A-Rod just hit his fourteenth homerun of the month – tying a one year old record set by Albert Pujols. And if this is any sign of how his season (and remaining career) will go, he will soon break two very important records which will most likely be held until then by Barry Bonds.
I’ll admit that I’m not the first person to say this; but if A-Rod does go on to break the not-so-hallowed “73,” he will probably become the most popular player in the majors. The problem is, unless he learns to pitch, New York might only be kind enough as to stop booing their third baseman.

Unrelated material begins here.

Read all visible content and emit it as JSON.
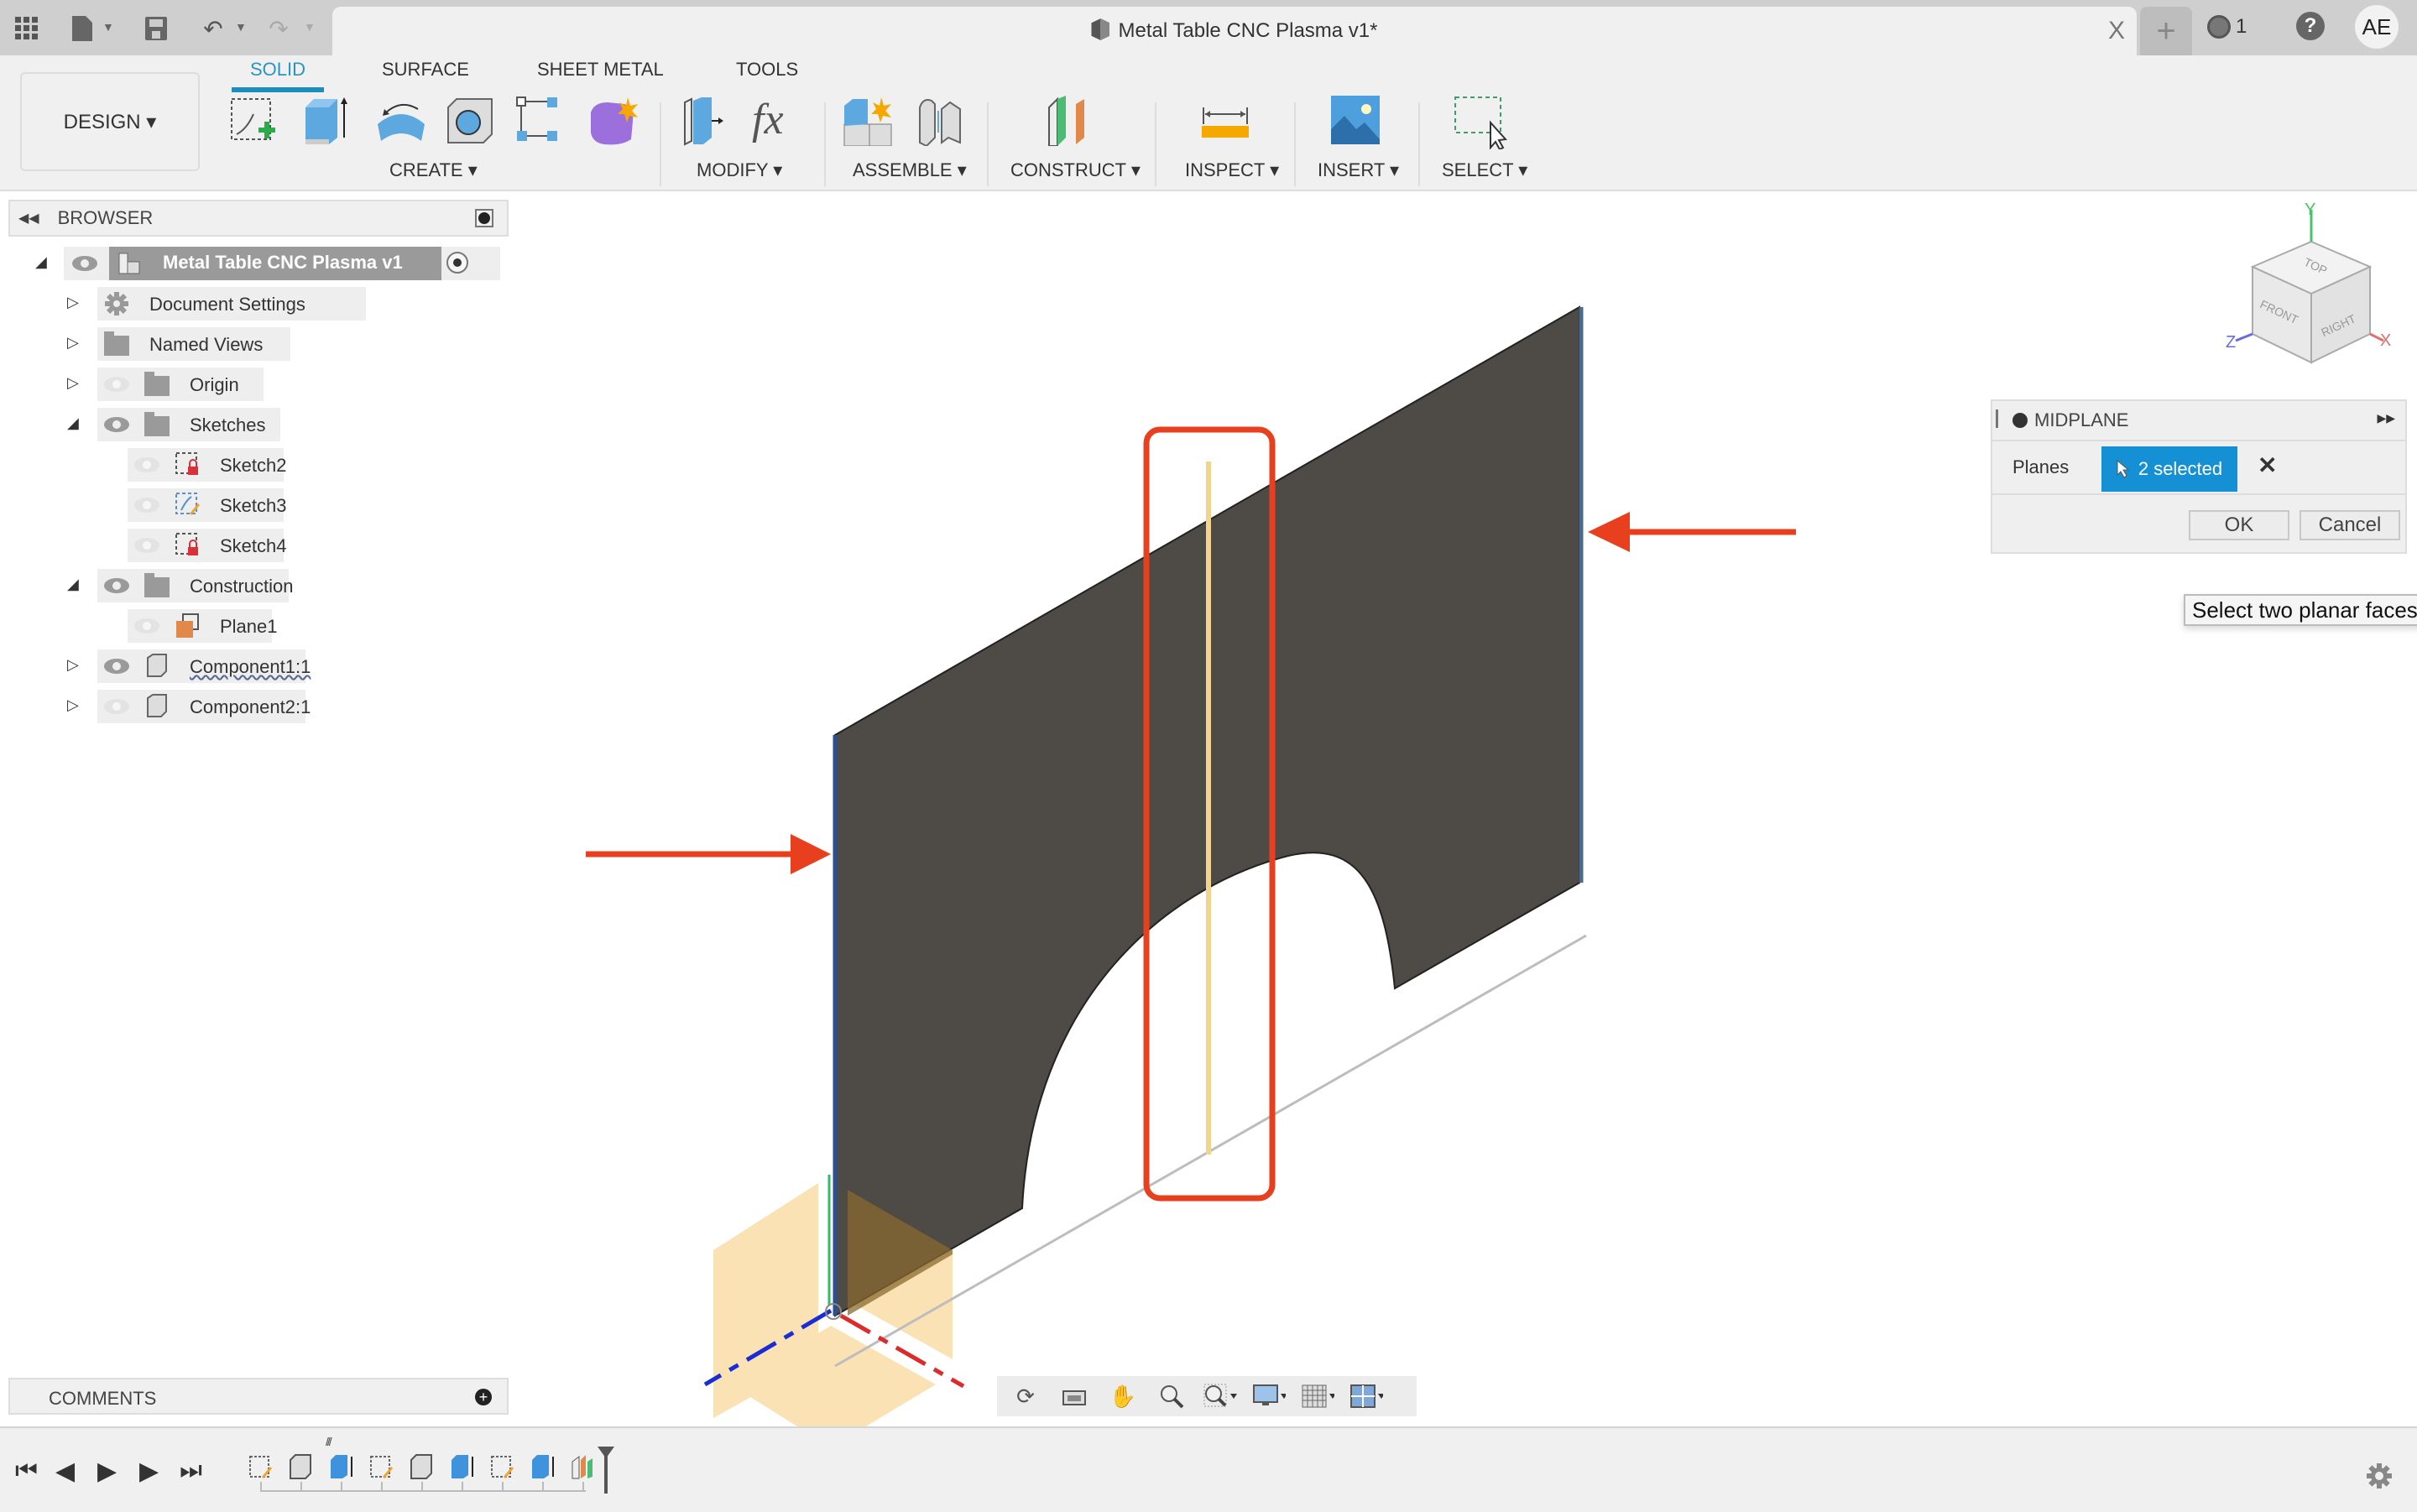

Picture it, every town the Yankees and A-Rod go to, the crowds cheer his homeruns; meanwhile they also cheer as their own team beats up on Yankee pitching. No baseball fan wants to see Barry’s name ingrained in the record books, and with the Yankees looking so beatable lately, they won’t feel so guilty about rooting for a Yankee hitter to do it.
So let’s skip ahead a bit and assume that Rodriguez does break Bonds’ record this year, (I’ll admit that he probably won’t reach the 126 homers he is on pace for, but 110 isn’t far-fetched). I vote that we return to the 154 game season that baseball used pre-1960. Why? Because now that baseball has an expanded playoffs, it sucks having season openers in the rainy first week of April, and the World Series in the chilly last week of October. So let’s cut down the season by at least a week and a half to shore this up a bit.

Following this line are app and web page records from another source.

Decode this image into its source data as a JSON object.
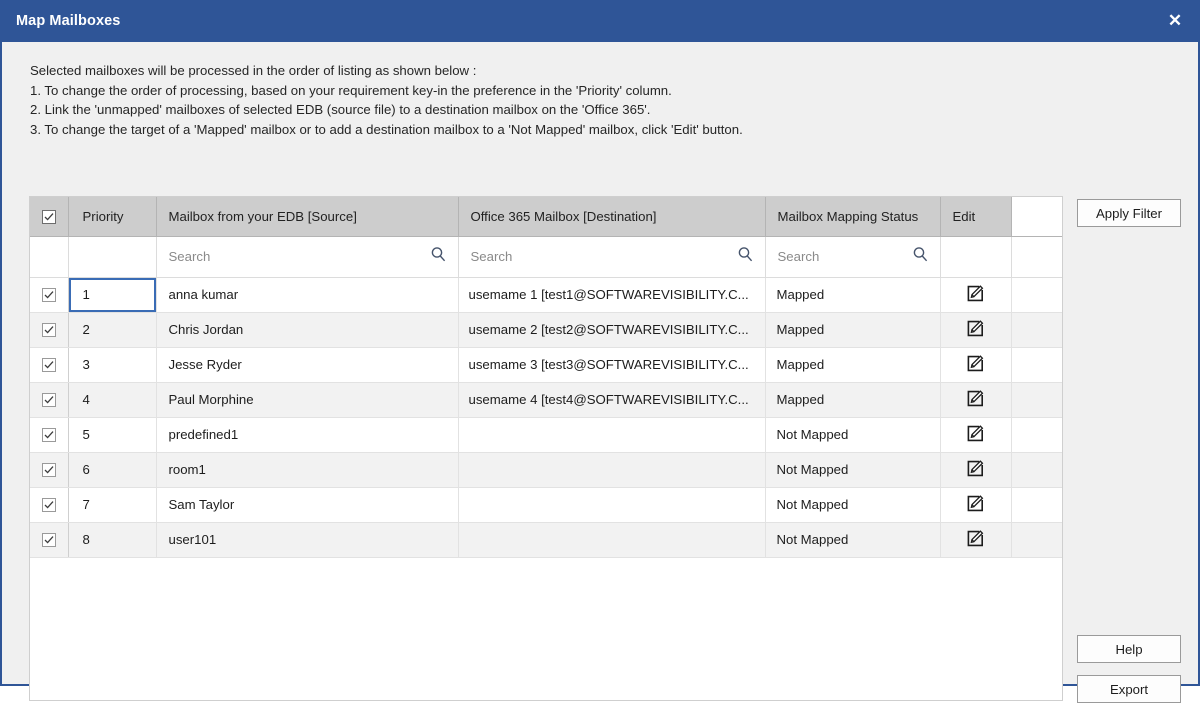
{
  "window": {
    "title": "Map Mailboxes",
    "close_icon": "close-icon",
    "close_glyph": "✕",
    "accent_color": "#2f5597"
  },
  "instructions": [
    "Selected mailboxes will be processed in the order of listing as shown below :",
    "1. To change the order of processing, based on your requirement key-in the preference in the 'Priority' column.",
    "2. Link the 'unmapped' mailboxes of selected EDB (source file) to a destination mailbox on the 'Office 365'.",
    "3. To change the target of a 'Mapped' mailbox or to add a destination mailbox to a 'Not Mapped' mailbox, click 'Edit' button."
  ],
  "grid": {
    "headers": {
      "select_all": "select-all-checkbox",
      "priority": "Priority",
      "source": "Mailbox from your EDB [Source]",
      "destination": "Office 365 Mailbox [Destination]",
      "status": "Mailbox Mapping Status",
      "edit": "Edit"
    },
    "search_placeholder": "Search",
    "search_values": {
      "source": "",
      "destination": "",
      "status": ""
    },
    "status_colors": {
      "mapped": "#3aa655",
      "not_mapped": "#e8443f"
    },
    "rows": [
      {
        "checked": true,
        "priority": "1",
        "source": "anna kumar",
        "destination": "usemame 1 [test1@SOFTWAREVISIBILITY.C...",
        "status": "Mapped",
        "mapped": true,
        "focused": true
      },
      {
        "checked": true,
        "priority": "2",
        "source": "Chris Jordan",
        "destination": "usemame 2 [test2@SOFTWAREVISIBILITY.C...",
        "status": "Mapped",
        "mapped": true,
        "focused": false
      },
      {
        "checked": true,
        "priority": "3",
        "source": "Jesse Ryder",
        "destination": "usemame 3 [test3@SOFTWAREVISIBILITY.C...",
        "status": "Mapped",
        "mapped": true,
        "focused": false
      },
      {
        "checked": true,
        "priority": "4",
        "source": "Paul Morphine",
        "destination": "usemame 4 [test4@SOFTWAREVISIBILITY.C...",
        "status": "Mapped",
        "mapped": true,
        "focused": false
      },
      {
        "checked": true,
        "priority": "5",
        "source": "predefined1",
        "destination": "",
        "status": "Not Mapped",
        "mapped": false,
        "focused": false
      },
      {
        "checked": true,
        "priority": "6",
        "source": "room1",
        "destination": "",
        "status": "Not Mapped",
        "mapped": false,
        "focused": false
      },
      {
        "checked": true,
        "priority": "7",
        "source": "Sam Taylor",
        "destination": "",
        "status": "Not Mapped",
        "mapped": false,
        "focused": false
      },
      {
        "checked": true,
        "priority": "8",
        "source": "user101",
        "destination": "",
        "status": "Not Mapped",
        "mapped": false,
        "focused": false
      }
    ]
  },
  "buttons": {
    "apply_filter": "Apply Filter",
    "help": "Help",
    "export": "Export"
  }
}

Probably the main argument against doing this is that it screws up the record books. But now that our offensive records have all been skewed by the steroids era, let’s start fresh. This will be even easier to do once A-Rod knocks Barry’s name from the list. And don’t think this will be a knock on A-Rod; he’ll forever be the record holder for the 162 game season, and he’ll have the first shot at grabbing Babe Ruth’s 154 game record.